# Intro to Number Sets

https://arbital.com/p/number_sets_intro

by Joe Zeng Jul 5 2016 updated Aug 20 2016

An introduction to number sets for people who have no idea what a number set is.

There are several common sets of numbers that mathematicians use in their studies. In order from simple to complex, they are:

1. The natural numbers $\mathbb{N}$

2. The integers $\mathbb{Z}$

3. The [rational_number_math0 rational numbers] $\mathbb{Q}$

4. The [real_number_math0 real numbers] $\mathbb{R}$

5. The [complex_number_math0 complex numbers] $\mathbb{C}$

Each set is constructed in some way from the previous one, and this path will show you how they are constructed from the most basic numbers.

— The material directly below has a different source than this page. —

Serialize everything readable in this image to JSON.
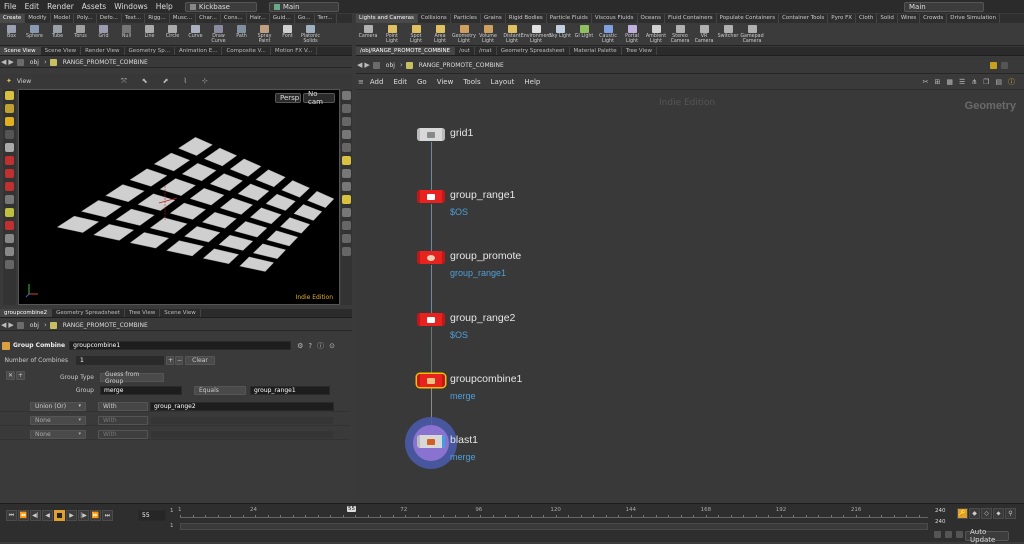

You may have come across these terms in a math class that you attended, and may have had other definitions given to you. In this path, you will obtain a firm, complete understanding of these sets, how they are constructed, and what they mean in mathematics.

## Why are number sets important?

Before we go any further though, it would be nice to know the motivation behind defining the number sets first.

A set is a fancy name for a collection of objects. Some collections of objects have special properties — such as the set of all blue things, which are special in that they're all blue. In math, if a set of objects all have a certain property, we can make inferences about them — that is, there are certain things we can say about them that you can deduce logically. For example:

In a field, every nonzero number has a multiplicative inverse.

You don't need to know what a field is yet (it's a special type of set), but now you can make inferences about them without restricting yourself to a specific example when talking about them. For example, you know that if a set is a field, then every number in that set that isn't zero can divide into another number in that set (by multiplying by its "multiplicative inverse") and produce yet another number in that set.

Conversely, you can also tell when a set is or isn't a field based on whether it satisfies the properties a field has. For example, since you can't divide $3$ by $2$ (because the result is $1.5$ which is not a natural number), you now know that the natural numbers are not a field.

Now let's turn to our first set: the natural numbers.